A tropical storm warning was in effect from the Volusia-Brevard county line in Florida to Edisto Beach, South Carolina.
“Tropical storm conditions are expected to first reach the coast within the warning area … late this morning or this afternoon and continue through tonight,” the hurricane center said.
In addition, a storm surge and high tide will cause coastal flooding of 1 to 3 feet, and dangerous surf conditions including rip currents are expected through the weekend in the warning area.
Beryl is expected to dump 3 to 6 inches of rain along the Southeastern coasts. Tropical storm-force winds of at least 39 mph extend outward up to 90 miles from the storm’s center, the hurricane center said.
The forecast track shows Beryl making landfall in northeastern Florida likely sometime Sunday, then circling around into southeastern Georgia and South Carolina before heading back out to sea Tuesday or Wednesday. Little change in strength is forecast prior to landfall, forecasters said. Beryl is expected to weaken to a tropical depression while over land Monday.
Although the storm will bring much-needed rain to the region, officials warned of heavy rainfall and gusty winds.
“Residents and visitors along the northeast coast should closely monitor this system and use caution on roadways,” said Amy Godsey, Florida Division of Emergency Management state meteorologist, according to CNN affiliate Central Florida News 13.
Some, however, remained determined to enjoy their holiday regardless of the weather.
“We enjoy the storms.
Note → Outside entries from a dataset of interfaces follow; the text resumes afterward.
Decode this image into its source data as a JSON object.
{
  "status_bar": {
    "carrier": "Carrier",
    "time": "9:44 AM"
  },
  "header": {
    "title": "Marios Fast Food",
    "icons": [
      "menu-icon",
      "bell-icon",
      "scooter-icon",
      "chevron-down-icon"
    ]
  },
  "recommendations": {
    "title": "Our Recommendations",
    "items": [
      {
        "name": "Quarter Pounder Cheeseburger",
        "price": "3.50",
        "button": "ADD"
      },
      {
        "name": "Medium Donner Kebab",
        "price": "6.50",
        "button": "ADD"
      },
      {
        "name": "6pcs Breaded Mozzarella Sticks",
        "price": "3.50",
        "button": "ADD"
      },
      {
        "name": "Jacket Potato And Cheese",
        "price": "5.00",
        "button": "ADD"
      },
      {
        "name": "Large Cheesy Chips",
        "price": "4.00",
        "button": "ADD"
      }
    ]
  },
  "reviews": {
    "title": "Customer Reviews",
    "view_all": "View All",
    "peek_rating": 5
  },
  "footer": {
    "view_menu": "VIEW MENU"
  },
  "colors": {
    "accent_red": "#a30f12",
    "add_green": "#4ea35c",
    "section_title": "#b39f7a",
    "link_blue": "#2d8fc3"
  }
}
We live here,” Teri Hood told Central Florida News 13. “As long as there are cocktails for the weekend, that’s it.”